Hospitality Meets Home in the Office
Employers hoping, expecting or demanding that knowledge workers come back to the office are asking us how to make their workplaces more enticing. Making the office super comfortable and integrating touches of residential and hospitality can make a huge difference.
The entrance is the first step, replacing the intimidating and formal corporate reception desk with a vibrant concierge station that replicates the welcoming and exciting experience of walking into a hotel lobby. We integrate activity spaces that include food and beverage stations, a variety of furniture layouts, strategically placed lighting and easy access to power and digital connectivity.
Nods to residential design continue to show up in the workplace, particularly in quieter settings ideal for heads-down focus work. Casual lounge settings offer employees the opportunity to reset throughout the day and residential-inspired lighting can create a more intimate ambiance and define specialty areas.
Creative Solutions in the Real World
Of course, it isn’t just a matter of making the office look like a home, hotel or store—we have to be intentional with how we implement it so the workplace can remain a place of productivity, creativity and collaboration. As designers, we have to be especially thoughtful about how our clients do that. Just as every retail and hospitality brand is different, every company works a little differently and connects with their employees differently. The most challenging part of the design process is ensuring the opportunity for the workplace to evolve as the user and the business evolve.
At the Miami Association of Realtors, which is set to be completed early next year, we integrated a number of retail, hospitality and residential components into the design concept. As a new global headquarters for the largest local realtor’s association in the U.S., it is a place for over 60,000 members and professionals to meet, learn, connect, celebrate and grow. People arrive directly into the center of the 140,000-SF headquarters in a welcoming two-story Club Lounge. The hospitality-driven design includes a concierge, a variety of seating, coffee bars, enclosed focus spaces and a monumental stair that provides not only a physical connection for both floors, but also an “Instagrammable” moment with a breathtaking backdrop and views of the city of Miami.
On the member floor, individual user experience takes center stage. We added digital screens throughout the floor to scan QR codes for wayfinding, attendance, and online access to resources before or after their training, adding that retail touch that is only going to grow with the future of the workplace.
Blurring the Focus Between Project Types
Clearly, the lines between retail, hospitality, residential and workplace are blurring. It’s an exciting time for the workplace as we push other designers and clients to consider the human experience from multiple perspectives with the goal of promoting human connection and comfort.
At the same time, the tenets of excellent workplace design still hold true—integrating and implementing ever-changing technology needs, ergonomic support and promoting well-being and health will never go away.
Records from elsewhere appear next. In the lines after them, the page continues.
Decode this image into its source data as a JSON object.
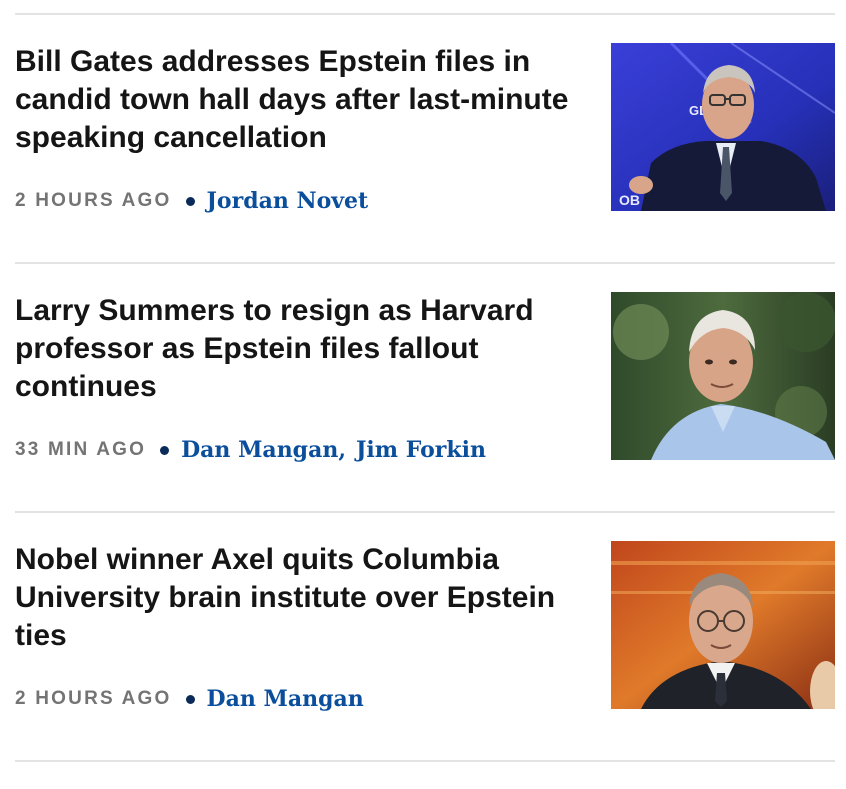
{
  "stories": [
    {
      "headline": "Bill Gates addresses Epstein files in candid town hall days after last-minute speaking cancellation",
      "time": "2 HOURS AGO",
      "authors": [
        "Jordan Novet"
      ]
    },
    {
      "headline": "Larry Summers to resign as Harvard professor as Epstein files fallout continues",
      "time": "33 MIN AGO",
      "authors": [
        "Dan Mangan",
        "Jim Forkin"
      ]
    },
    {
      "headline": "Nobel winner Axel quits Columbia University brain institute over Epstein ties",
      "time": "2 HOURS AGO",
      "authors": [
        "Dan Mangan"
      ]
    }
  ],
  "colors": {
    "headline": "#151515",
    "timestamp": "#747474",
    "author_link": "#0b4f9c",
    "bullet": "#0a2b5a",
    "divider": "#e3e3e3"
  }
}
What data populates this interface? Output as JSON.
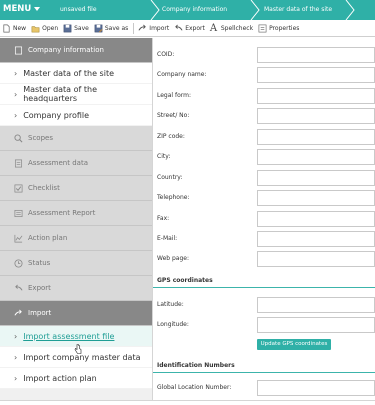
{
  "topbar": {
    "menu_label": "MENU",
    "crumbs": [
      "unsaved file",
      "Company information",
      "Master data of the site"
    ],
    "accent": "#2fb0a7"
  },
  "toolbar": {
    "items": [
      {
        "label": "New",
        "icon": "new-file-icon"
      },
      {
        "label": "Open",
        "icon": "open-folder-icon"
      },
      {
        "label": "Save",
        "icon": "save-icon"
      },
      {
        "label": "Save as",
        "icon": "save-as-icon"
      },
      {
        "label": "Import",
        "icon": "import-icon"
      },
      {
        "label": "Export",
        "icon": "export-icon"
      },
      {
        "label": "Spellcheck",
        "icon": "spellcheck-icon"
      },
      {
        "label": "Properties",
        "icon": "properties-icon"
      }
    ]
  },
  "sidebar": {
    "company_information": "Company information",
    "company_subitems": [
      "Master data of the site",
      "Master data of the headquarters",
      "Company profile"
    ],
    "sections": [
      "Scopes",
      "Assessment data",
      "Checklist",
      "Assessment Report",
      "Action plan",
      "Status",
      "Export"
    ],
    "import_label": "Import",
    "import_subitems": [
      "Import assessment file",
      "Import company master data",
      "Import action plan"
    ]
  },
  "form": {
    "fields": [
      "COID:",
      "Company name:",
      "Legal form:",
      "Street/ No:",
      "ZIP code:",
      "City:",
      "Country:",
      "Telephone:",
      "Fax:",
      "E-Mail:",
      "Web page:"
    ],
    "gps_title": "GPS coordinates",
    "gps_fields": [
      "Latitude:",
      "Longitude:"
    ],
    "gps_button": "Update GPS coordinates",
    "id_title": "Identification Numbers",
    "id_fields": [
      "Global Location Number:"
    ]
  }
}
The magic happens when we can find the balance in taking the best ideas from across all industries to give employees and companies workplaces that offer flexibility, productivity, and an experience they can’t get anywhere else.